Suggested adaptations for making kid-friendly vegetable soup
- Add a protein. Add some cooked chickpeas or cooked chicken!
- Add a complex carbohydrate. Like pasta, rice or quinoa.
- Add whatever vegetables you have on hand. Leeks, carrots and celery would also be delicious in this soup, but feel free to get creative and use whatever you have.
- Skip the greens. If your child (or you) is not a green fan, skip the greens all together and enjoy the soup as is.
Other kid-friendly soup recipes
- Instant Pot Lentil Soup (+ slow cooker instructions)
- Mexican Slow Cooker Chicken Stew
- Slow Cooker Chicken & Butternut Squash Stew
- Instant Pot Creamy Tomato Basil Soup
- Slow Cooker Butternut Squash + Apple Soup
Kid-Friendly Vegetable Soup
- large pot
- 2 tbsp extra virgin olive oil
- 4 cloves garlic minced, or to taste
- 1 large brown or yellow onion peeled and chopped
- 2 pounds potatoes cut into 1 inch pieces. I used a blend of Russet and purple potatoes
- 8 cups vegetable broth or your favorite broth
- 28 ounces crushed or diced tomatoes
- 1-2 handfuls baby spinach roughly chopped
- 1 1/2 cups frozen peas
- 1/4 tsp ground nutmeg
- salt and pepper to taste
- In a large pot, heat oil over medium heat. Once oil is hot, add the garlic and onions. Cook for 2-3 minutes.
- Add broth and raise heat. Bring to boil.
- Carefully add potatoes and bring back to a boil. Lower heat and let the soup simmer for 20 minutes uncovered.
- Stir in tomatoes and heat for 2-3 minutes.
- Stir in spinach and frozen peas and stir until the spinach wilts and the peas are warmed through.
- Season with nutmeg and salt and pepper to taste.
- Enjoy warm topped to avocado, grated cheese, with cooked rice or as is.

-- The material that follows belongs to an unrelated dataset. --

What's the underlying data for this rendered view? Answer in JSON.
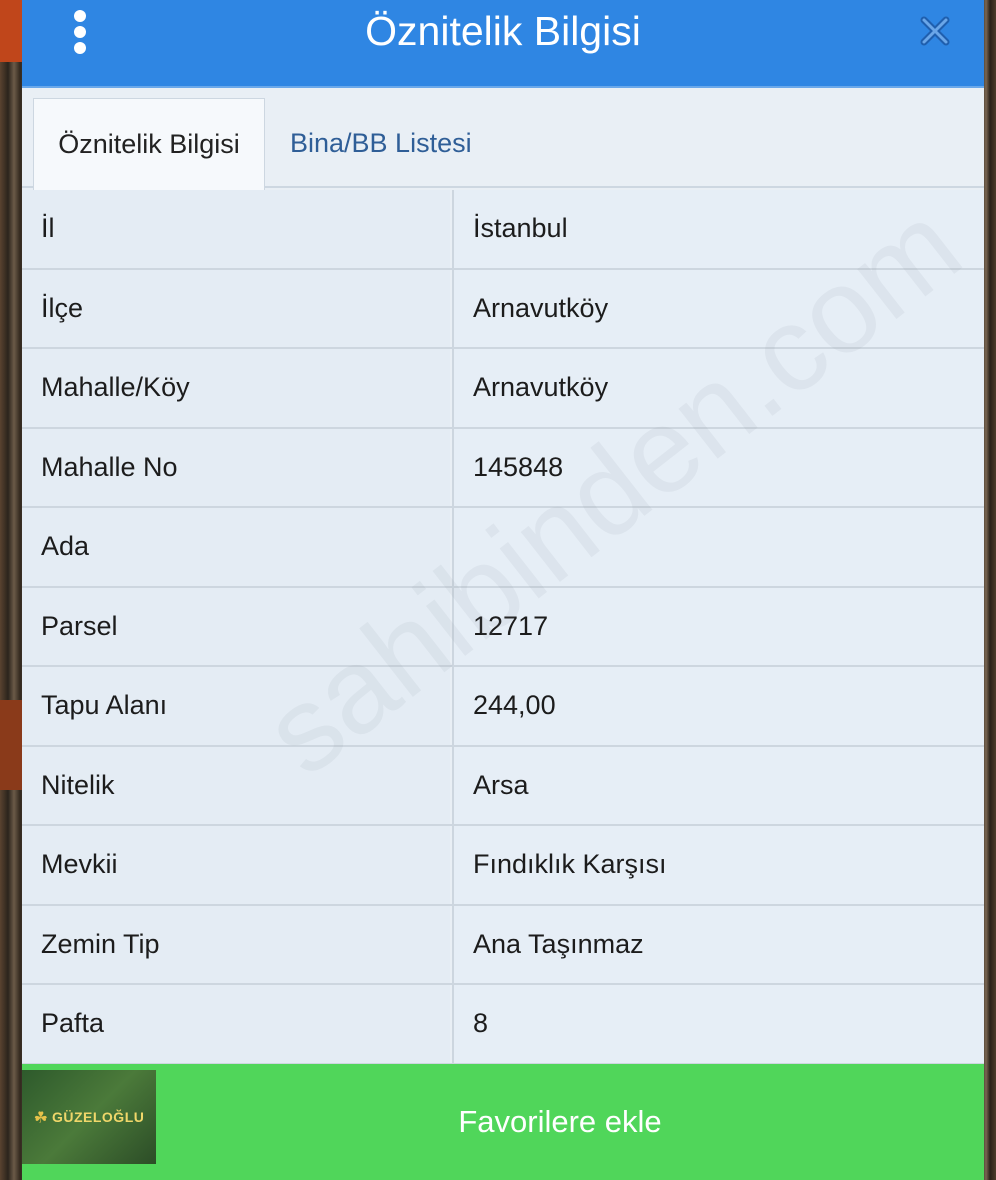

The nutritional information is provided as an estimate only and may vary based on the product type, servings and other factors. If you are following a diet, please consult with a professional nutritionist or your doctor. Stay healthy!